Further up the road lies the entrance to the Siete Tazas National Park where in addition to the remarkable rock formations there is another waterfall which, although of lesser height than the Veil, provokes a wondrous gasp on first view. Largely due to its surroundings, it is reminiscent of the entrance to the secret lair of a James Bond baddie. This is El Salto de La Leona which crashes down into a pool of breathtaking sight, surrounded almost entirely by sheer, tree-covered cliffs, in which the pressure of the waterfall has pushed the earth up to create a beach on the pool’s other side. It is a sight of such idyllic allure that your mind will be consumed by one thought only: to get to that beach.
El Velo de La Novia (photo by Marianne Fuentealba)
Fortunately you can, although it’s not the easiest access you’ll ever encounter. Situated at the bottom of a ravine, to reach the Salto and the pool you must follow a well-marked but steep path down the cliff face and then climb over rocks for about 500 metres before you arrive at this majestic place and a very rewarding swim in the chilly water. It shouldn’t prove too complicated for most people although young kids and those of a more respectable age might struggle getting over the rocks. And obviously you have to do the whole thing again on the way back, with the added bonus of going up the steep path this time. But you’ll remember swimming here for the rest of your life.
A few kilometres past the Siete Tazas, you’ll find El Parque Inglés (the English Park) which looks nothing like England but is supposedly named for the fog that often descends here in winter. There are four campsites as well as cabañas and a hostel, and this is the best place to base yourself for your stay. The campsites are very peaceful and shady, tucked away in the woods or on the banks of the sparkling water (try and pitch the tent here, it really is a special spot). Small fires are allowed with charcoal but not wood as this possesses a fire hazard. The simple life doesn’t get much better than cooking over the coals to the sound of nearby running water and under a blanket of stars.
Excellent for swimming (photo by Marianne Fuentealba)
From the Parque Inglés, there are a number of treks you can do that range from one hour (a short circuit up to a viewpoint of the valley) to three days (to a remote mountain lagoon), plus swimming , horseriding and general do-nothingness. All along this stretch of the river you can find small coves with pools deep enough for a dip and a nippy squeal.
Whatever you’re into, whether its minimal rock sprawling slovenliness to turbo-charged mountain conquering this is the place for you.

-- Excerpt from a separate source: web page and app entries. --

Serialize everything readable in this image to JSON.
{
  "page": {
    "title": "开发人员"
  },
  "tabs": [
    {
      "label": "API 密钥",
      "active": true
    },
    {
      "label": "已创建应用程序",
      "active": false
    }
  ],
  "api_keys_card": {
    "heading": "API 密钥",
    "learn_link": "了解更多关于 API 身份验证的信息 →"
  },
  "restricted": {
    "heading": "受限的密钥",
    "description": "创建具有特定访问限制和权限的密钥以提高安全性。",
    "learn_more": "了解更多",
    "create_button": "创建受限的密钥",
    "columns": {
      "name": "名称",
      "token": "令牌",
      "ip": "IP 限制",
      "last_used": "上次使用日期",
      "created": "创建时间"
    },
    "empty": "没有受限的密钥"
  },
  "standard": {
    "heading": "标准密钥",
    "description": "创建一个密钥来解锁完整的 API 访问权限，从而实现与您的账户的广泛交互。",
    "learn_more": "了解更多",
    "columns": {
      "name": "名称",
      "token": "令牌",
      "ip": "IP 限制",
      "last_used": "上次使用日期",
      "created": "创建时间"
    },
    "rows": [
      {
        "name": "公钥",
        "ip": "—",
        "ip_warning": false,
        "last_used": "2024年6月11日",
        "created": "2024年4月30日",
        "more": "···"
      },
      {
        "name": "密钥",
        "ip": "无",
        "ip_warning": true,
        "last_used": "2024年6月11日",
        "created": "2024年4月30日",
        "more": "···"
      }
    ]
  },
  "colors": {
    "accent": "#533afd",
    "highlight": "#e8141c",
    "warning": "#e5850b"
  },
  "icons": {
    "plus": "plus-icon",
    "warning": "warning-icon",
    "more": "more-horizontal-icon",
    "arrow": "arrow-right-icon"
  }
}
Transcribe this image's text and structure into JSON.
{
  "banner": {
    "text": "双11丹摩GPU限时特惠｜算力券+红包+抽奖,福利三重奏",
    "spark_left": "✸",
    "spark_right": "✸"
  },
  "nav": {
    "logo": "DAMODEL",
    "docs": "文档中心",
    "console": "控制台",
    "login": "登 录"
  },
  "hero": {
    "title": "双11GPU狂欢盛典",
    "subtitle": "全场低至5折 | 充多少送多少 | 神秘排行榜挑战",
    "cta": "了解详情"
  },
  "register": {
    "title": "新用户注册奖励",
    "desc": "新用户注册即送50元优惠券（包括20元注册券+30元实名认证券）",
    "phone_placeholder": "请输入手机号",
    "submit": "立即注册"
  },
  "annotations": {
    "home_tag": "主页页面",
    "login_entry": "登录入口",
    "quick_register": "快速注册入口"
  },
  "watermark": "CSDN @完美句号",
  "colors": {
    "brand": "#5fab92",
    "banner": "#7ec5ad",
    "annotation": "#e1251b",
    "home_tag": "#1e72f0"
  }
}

There have been a lot of rumours floating around in recent times regarding the Siete Tazas and their accessibility, and whether or not they even contained any water following the 2010 earthquake, but the best advice, as is so often the case, is to ignore all that. This place is a gem, one of central Chile’s most spectacular spots and an essential visit for anyone.
It is easy to reach the Radal Siete Tazas National Park by public transport from Santiago. First, take a bus to Curico (Pullman and Tur Bus run several services a day, 2.5 hours, $3000-4000). From the terminal at Curico take a local bus to Molina (30 minutes, $500) and from the Molina terminal Buses Hernandez run every hour and a half to the Parque Inglés (2 hours, $2500). In total, the journey from Santiago should take around five or six hours. By car the journey can be completed in less than four hours.
For further information check the Siete Tazas website.